“We started the project using a vocal microphone I don’t really want to name. It was okay, but a friend of mine was telling me about the reissue of the U47 that Telefunken was making. So Telefunken sent me a demo copy, and the minute Jack sang into it, it sounded great. I called the company and asked them what the deal was, and they offered to send me a new one, but I was like, ‘no no no, I want this mic. It sounds amazing, you’re not getting it back!’ I still have it to this day. We went back and re-tracked some of Jack’s vocals with this mic. It made a huge difference, it had the sound I had been looking for for years.”

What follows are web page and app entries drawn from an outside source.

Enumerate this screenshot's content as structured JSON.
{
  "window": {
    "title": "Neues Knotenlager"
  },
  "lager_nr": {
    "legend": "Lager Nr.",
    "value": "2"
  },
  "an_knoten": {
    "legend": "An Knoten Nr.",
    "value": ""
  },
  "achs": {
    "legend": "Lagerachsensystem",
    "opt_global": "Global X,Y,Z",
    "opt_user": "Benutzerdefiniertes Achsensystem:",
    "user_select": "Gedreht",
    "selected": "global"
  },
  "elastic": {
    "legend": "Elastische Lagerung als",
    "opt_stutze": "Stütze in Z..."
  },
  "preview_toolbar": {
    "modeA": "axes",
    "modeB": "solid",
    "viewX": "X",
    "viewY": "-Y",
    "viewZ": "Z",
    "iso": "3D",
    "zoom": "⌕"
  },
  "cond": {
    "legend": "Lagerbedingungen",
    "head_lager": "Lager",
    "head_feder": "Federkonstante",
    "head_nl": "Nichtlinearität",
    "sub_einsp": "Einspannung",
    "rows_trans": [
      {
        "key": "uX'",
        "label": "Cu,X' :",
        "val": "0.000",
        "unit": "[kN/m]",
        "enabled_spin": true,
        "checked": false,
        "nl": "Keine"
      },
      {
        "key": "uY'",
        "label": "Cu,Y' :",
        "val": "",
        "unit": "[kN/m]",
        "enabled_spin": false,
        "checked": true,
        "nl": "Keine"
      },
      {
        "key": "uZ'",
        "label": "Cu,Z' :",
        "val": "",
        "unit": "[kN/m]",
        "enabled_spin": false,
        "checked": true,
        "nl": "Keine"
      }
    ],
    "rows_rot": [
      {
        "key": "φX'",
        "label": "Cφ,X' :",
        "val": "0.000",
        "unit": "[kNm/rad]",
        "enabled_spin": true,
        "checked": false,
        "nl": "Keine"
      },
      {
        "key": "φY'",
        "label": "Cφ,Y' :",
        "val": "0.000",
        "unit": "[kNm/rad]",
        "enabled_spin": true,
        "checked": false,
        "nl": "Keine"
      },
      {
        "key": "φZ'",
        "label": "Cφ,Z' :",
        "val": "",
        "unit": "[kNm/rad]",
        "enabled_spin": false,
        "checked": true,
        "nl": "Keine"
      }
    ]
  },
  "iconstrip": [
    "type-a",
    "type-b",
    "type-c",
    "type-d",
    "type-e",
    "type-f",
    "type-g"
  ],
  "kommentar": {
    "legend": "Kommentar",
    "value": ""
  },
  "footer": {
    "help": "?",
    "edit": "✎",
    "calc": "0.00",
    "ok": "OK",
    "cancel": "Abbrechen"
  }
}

Overdubs, said Carranza, were recorded with headphones – “it’s hard not to” – and included guitars, backing vocals (U47), banjo (Sennheiser 251), clavinet (SM57), melodica (Sennheiser 251), pump organ (251), synthesizers, tambourine (451), and handclaps (U47). “The mic we used was usually based on what was nearest and easiest to use. When you work like that, it creates a nice flow. When someone had an idea, he could instantly try it out, and even if the sound wasn’t right, at least the idea was there.”
Regarding the signal chains, simplicity again ruled the roost. “For vocals it was the U47 going into an API 512 and an LA-2A with a dB of compression at the most, straight to tape. I’ve learned in the past that you want to use little or no EQ during recording, because if you later want to drop in a fix, you’ll never match it. The drums were all cut through API preamps. For bass we went through a Universal Audio 610, guitar and piano went through the Neve 1073s. That was pretty much the signal chain on everything.

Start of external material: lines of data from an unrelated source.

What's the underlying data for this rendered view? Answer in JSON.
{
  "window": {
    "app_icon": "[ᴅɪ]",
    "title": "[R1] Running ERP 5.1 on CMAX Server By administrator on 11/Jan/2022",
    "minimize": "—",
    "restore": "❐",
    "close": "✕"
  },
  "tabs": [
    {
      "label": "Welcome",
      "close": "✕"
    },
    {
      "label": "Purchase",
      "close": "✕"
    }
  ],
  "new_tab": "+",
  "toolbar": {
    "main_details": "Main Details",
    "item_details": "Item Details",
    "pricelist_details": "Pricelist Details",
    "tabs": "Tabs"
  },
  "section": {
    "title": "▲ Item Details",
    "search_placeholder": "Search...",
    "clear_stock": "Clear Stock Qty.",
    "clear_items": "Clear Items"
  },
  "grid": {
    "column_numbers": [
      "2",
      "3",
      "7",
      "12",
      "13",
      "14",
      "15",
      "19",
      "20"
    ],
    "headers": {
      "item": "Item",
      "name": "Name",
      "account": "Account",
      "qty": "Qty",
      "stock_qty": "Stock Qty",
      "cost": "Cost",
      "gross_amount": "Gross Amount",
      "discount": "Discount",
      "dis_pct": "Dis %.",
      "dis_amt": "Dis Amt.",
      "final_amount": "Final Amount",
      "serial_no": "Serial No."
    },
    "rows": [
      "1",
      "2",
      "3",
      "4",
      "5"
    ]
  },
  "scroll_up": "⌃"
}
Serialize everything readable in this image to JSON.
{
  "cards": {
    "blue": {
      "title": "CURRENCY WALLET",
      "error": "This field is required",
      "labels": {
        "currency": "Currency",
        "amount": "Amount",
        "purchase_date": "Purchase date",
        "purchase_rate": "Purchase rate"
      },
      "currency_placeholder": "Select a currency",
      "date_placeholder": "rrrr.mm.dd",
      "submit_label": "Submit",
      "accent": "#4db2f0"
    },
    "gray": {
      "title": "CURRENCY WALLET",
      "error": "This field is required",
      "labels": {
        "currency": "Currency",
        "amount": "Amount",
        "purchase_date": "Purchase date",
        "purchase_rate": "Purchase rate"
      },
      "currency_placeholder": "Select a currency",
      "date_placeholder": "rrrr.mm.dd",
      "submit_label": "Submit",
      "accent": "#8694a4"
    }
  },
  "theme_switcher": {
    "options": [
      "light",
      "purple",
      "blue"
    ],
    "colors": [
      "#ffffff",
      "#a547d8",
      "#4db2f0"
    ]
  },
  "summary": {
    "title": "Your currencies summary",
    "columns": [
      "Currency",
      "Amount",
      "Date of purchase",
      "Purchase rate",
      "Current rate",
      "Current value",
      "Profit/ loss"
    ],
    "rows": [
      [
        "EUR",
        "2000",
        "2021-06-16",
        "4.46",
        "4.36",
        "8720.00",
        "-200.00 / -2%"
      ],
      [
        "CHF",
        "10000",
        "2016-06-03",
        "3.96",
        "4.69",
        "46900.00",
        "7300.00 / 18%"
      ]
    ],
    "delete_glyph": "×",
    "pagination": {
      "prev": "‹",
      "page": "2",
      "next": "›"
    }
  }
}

“There was no compression; not on the bass or the guitar. I only compressed the kick drum a little bit, and I mean just a dB, to smooth it out a little. That was it. Everything else was pretty flat. Because of their great musicianship, they balanced themselves amazingly. It was almost unnatural. I think the fact that they didn’t use headphones when laying down the basic tracks helped them to really listen to each other. And finally, we didn’t use a click track, except on the song Hope. We struggled a bit with the tempo on that one, and when we finally agreed on a tempo, we started the song with a click track and then faded it out. Again, we trusted our instincts and did our own thing. If it felt right, we went with it.”
Robert Carranza mixed the album at Solar Powered Plastic Plant Studios, using the Studer A827 and the SSL AWS900. Was he not tempted to load everything into ProTools and mix from there? “I didn’t want to change the mood or atmosphere of what we had been doing at all,” replied Carranza. “I could have mixed in ProTools, but aesthetically I wanted to keep the project in the flow of not looking at a screen. Even when mixing you tend to look at the screen, and you often go, ‘what’s going on right there?’ and zoom in to see it. I wanted to stay away from that. I wanted to focus on sound, faders, and my perception of what was coming out of the speakers. I wanted to mix off tape, and Jack was okay with that.
“The only digitisation in the whole project occurred during mixdown, which was via Benchmark A/D converters to a Tascam DVR1000HD, both 24/96 and DSD. And we only did this because we couldn’t get a hold of any half-inch tape! The supplier had run out and nobody was making it at the time. Initially there was some concern about not printing to half-inch tape, but after we played the mixes back, nobody was worried. We went straight from the SSL to the Benchmark A/D converters then straight into the Tascam – no patchbay – and it sounded great.”